### ASSIGNMENT
Once the data has been read, return all of it precisely as written.

Collection entries:
────────────────────

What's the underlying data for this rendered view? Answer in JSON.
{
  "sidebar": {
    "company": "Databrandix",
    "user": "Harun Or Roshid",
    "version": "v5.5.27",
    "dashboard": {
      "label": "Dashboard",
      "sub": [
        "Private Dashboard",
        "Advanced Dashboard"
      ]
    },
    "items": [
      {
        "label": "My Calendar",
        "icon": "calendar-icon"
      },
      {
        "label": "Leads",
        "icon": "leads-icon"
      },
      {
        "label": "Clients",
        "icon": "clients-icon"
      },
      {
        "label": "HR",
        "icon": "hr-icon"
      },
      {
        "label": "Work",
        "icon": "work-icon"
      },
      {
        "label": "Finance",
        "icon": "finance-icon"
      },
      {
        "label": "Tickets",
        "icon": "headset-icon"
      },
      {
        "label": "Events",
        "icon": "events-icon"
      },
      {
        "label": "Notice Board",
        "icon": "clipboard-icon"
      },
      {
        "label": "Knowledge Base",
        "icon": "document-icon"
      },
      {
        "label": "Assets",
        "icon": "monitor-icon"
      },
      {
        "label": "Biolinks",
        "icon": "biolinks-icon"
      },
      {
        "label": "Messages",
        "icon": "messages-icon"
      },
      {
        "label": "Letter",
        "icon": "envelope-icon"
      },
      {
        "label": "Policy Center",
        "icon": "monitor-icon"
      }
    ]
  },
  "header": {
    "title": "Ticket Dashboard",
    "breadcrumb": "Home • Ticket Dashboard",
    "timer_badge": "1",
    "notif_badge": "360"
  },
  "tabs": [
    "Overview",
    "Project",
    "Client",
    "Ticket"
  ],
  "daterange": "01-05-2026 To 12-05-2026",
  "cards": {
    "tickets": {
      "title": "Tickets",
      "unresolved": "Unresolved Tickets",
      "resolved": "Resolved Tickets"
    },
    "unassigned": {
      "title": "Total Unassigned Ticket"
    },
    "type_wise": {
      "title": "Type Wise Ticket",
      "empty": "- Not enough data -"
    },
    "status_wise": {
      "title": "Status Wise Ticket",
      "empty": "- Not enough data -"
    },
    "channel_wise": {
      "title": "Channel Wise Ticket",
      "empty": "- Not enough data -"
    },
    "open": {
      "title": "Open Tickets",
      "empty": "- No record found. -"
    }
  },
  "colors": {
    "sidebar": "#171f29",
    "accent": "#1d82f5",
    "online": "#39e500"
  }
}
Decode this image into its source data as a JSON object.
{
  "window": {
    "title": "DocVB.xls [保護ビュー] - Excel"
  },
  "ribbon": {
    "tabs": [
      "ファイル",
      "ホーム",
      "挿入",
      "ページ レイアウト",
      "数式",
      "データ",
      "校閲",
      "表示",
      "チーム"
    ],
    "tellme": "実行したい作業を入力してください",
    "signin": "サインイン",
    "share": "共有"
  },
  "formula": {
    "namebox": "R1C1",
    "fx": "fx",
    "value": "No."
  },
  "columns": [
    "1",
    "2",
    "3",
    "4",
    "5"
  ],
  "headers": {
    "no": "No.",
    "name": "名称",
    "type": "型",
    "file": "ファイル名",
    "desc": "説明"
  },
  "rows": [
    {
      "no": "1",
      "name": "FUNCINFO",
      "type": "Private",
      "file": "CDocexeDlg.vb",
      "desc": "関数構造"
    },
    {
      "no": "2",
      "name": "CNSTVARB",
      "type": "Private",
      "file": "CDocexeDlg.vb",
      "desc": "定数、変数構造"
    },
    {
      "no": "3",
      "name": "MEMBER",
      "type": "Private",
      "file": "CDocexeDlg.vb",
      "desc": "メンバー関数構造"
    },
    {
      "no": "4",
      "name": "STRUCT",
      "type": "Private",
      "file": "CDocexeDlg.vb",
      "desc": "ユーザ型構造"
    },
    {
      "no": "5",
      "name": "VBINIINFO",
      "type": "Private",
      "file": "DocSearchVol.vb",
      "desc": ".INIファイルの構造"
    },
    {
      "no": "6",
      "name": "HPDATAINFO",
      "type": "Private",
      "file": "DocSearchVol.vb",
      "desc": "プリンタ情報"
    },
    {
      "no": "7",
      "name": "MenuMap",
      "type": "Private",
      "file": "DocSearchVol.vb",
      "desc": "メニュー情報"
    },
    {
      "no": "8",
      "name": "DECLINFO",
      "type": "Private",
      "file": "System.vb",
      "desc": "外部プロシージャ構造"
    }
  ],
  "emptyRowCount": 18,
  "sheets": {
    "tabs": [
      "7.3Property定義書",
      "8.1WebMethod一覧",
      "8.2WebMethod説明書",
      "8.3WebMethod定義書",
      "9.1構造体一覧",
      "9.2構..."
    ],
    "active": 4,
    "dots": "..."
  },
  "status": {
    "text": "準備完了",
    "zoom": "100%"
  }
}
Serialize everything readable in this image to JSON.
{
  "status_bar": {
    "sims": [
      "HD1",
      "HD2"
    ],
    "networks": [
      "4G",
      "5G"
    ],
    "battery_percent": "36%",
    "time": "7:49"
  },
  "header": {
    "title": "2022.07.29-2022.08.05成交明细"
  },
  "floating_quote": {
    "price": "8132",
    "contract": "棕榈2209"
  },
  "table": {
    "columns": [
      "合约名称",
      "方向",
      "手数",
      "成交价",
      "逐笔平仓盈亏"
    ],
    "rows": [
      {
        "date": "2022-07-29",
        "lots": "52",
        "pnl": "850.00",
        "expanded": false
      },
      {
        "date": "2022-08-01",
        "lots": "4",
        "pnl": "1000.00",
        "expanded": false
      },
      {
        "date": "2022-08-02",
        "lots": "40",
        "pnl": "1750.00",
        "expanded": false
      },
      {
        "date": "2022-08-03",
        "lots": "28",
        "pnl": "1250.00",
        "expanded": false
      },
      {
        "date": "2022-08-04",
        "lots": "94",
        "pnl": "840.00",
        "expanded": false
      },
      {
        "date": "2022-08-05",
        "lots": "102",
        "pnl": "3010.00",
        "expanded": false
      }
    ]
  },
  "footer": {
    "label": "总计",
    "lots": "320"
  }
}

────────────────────

### EXERCISE ANSWER
What's the underlying data for this rendered view? Answer in JSON.
{
  "sidebar": {
    "company": "Databrandix",
    "user": "Harun Or Roshid",
    "version": "v5.5.27",
    "dashboard": {
      "label": "Dashboard",
      "sub": [
        "Private Dashboard",
        "Advanced Dashboard"
      ]
    },
    "items": [
      {
        "label": "My Calendar",
        "icon": "calendar-icon"
      },
      {
        "label": "Leads",
        "icon": "leads-icon"
      },
      {
        "label": "Clients",
        "icon": "clients-icon"
      },
      {
        "label": "HR",
        "icon": "hr-icon"
      },
      {
        "label": "Work",
        "icon": "work-icon"
      },
      {
        "label": "Finance",
        "icon": "finance-icon"
      },
      {
        "label": "Tickets",
        "icon": "headset-icon"
      },
      {
        "label": "Events",
        "icon": "events-icon"
      },
      {
        "label": "Notice Board",
        "icon": "clipboard-icon"
      },
      {
        "label": "Knowledge Base",
        "icon": "document-icon"
      },
      {
        "label": "Assets",
        "icon": "monitor-icon"
      },
      {
        "label": "Biolinks",
        "icon": "biolinks-icon"
      },
      {
        "label": "Messages",
        "icon": "messages-icon"
      },
      {
        "label": "Letter",
        "icon": "envelope-icon"
      },
      {
        "label": "Policy Center",
        "icon": "monitor-icon"
      }
    ]
  },
  "header": {
    "title": "Ticket Dashboard",
    "breadcrumb": "Home • Ticket Dashboard",
    "timer_badge": "1",
    "notif_badge": "360"
  },
  "tabs": [
    "Overview",
    "Project",
    "Client",
    "Ticket"
  ],
  "daterange": "01-05-2026 To 12-05-2026",
  "cards": {
    "tickets": {
      "title": "Tickets",
      "unresolved": "Unresolved Tickets",
      "resolved": "Resolved Tickets"
    },
    "unassigned": {
      "title": "Total Unassigned Ticket"
    },
    "type_wise": {
      "title": "Type Wise Ticket",
      "empty": "- Not enough data -"
    },
    "status_wise": {
      "title": "Status Wise Ticket",
      "empty": "- Not enough data -"
    },
    "channel_wise": {
      "title": "Channel Wise Ticket",
      "empty": "- Not enough data -"
    },
    "open": {
      "title": "Open Tickets",
      "empty": "- No record found. -"
    }
  },
  "colors": {
    "sidebar": "#171f29",
    "accent": "#1d82f5",
    "online": "#39e500"
  }
}
Decode this image into its source data as a JSON object.
{
  "window": {
    "title": "DocVB.xls [保護ビュー] - Excel"
  },
  "ribbon": {
    "tabs": [
      "ファイル",
      "ホーム",
      "挿入",
      "ページ レイアウト",
      "数式",
      "データ",
      "校閲",
      "表示",
      "チーム"
    ],
    "tellme": "実行したい作業を入力してください",
    "signin": "サインイン",
    "share": "共有"
  },
  "formula": {
    "namebox": "R1C1",
    "fx": "fx",
    "value": "No."
  },
  "columns": [
    "1",
    "2",
    "3",
    "4",
    "5"
  ],
  "headers": {
    "no": "No.",
    "name": "名称",
    "type": "型",
    "file": "ファイル名",
    "desc": "説明"
  },
  "rows": [
    {
      "no": "1",
      "name": "FUNCINFO",
      "type": "Private",
      "file": "CDocexeDlg.vb",
      "desc": "関数構造"
    },
    {
      "no": "2",
      "name": "CNSTVARB",
      "type": "Private",
      "file": "CDocexeDlg.vb",
      "desc": "定数、変数構造"
    },
    {
      "no": "3",
      "name": "MEMBER",
      "type": "Private",
      "file": "CDocexeDlg.vb",
      "desc": "メンバー関数構造"
    },
    {
      "no": "4",
      "name": "STRUCT",
      "type": "Private",
      "file": "CDocexeDlg.vb",
      "desc": "ユーザ型構造"
    },
    {
      "no": "5",
      "name": "VBINIINFO",
      "type": "Private",
      "file": "DocSearchVol.vb",
      "desc": ".INIファイルの構造"
    },
    {
      "no": "6",
      "name": "HPDATAINFO",
      "type": "Private",
      "file": "DocSearchVol.vb",
      "desc": "プリンタ情報"
    },
    {
      "no": "7",
      "name": "MenuMap",
      "type": "Private",
      "file": "DocSearchVol.vb",
      "desc": "メニュー情報"
    },
    {
      "no": "8",
      "name": "DECLINFO",
      "type": "Private",
      "file": "System.vb",
      "desc": "外部プロシージャ構造"
    }
  ],
  "emptyRowCount": 18,
  "sheets": {
    "tabs": [
      "7.3Property定義書",
      "8.1WebMethod一覧",
      "8.2WebMethod説明書",
      "8.3WebMethod定義書",
      "9.1構造体一覧",
      "9.2構..."
    ],
    "active": 4,
    "dots": "..."
  },
  "status": {
    "text": "準備完了",
    "zoom": "100%"
  }
}
Serialize everything readable in this image to JSON.
{
  "status_bar": {
    "sims": [
      "HD1",
      "HD2"
    ],
    "networks": [
      "4G",
      "5G"
    ],
    "battery_percent": "36%",
    "time": "7:49"
  },
  "header": {
    "title": "2022.07.29-2022.08.05成交明细"
  },
  "floating_quote": {
    "price": "8132",
    "contract": "棕榈2209"
  },
  "table": {
    "columns": [
      "合约名称",
      "方向",
      "手数",
      "成交价",
      "逐笔平仓盈亏"
    ],
    "rows": [
      {
        "date": "2022-07-29",
        "lots": "52",
        "pnl": "850.00",
        "expanded": false
      },
      {
        "date": "2022-08-01",
        "lots": "4",
        "pnl": "1000.00",
        "expanded": false
      },
      {
        "date": "2022-08-02",
        "lots": "40",
        "pnl": "1750.00",
        "expanded": false
      },
      {
        "date": "2022-08-03",
        "lots": "28",
        "pnl": "1250.00",
        "expanded": false
      },
      {
        "date": "2022-08-04",
        "lots": "94",
        "pnl": "840.00",
        "expanded": false
      },
      {
        "date": "2022-08-05",
        "lots": "102",
        "pnl": "3010.00",
        "expanded": false
      }
    ]
  },
  "footer": {
    "label": "总计",
    "lots": "320"
  }
}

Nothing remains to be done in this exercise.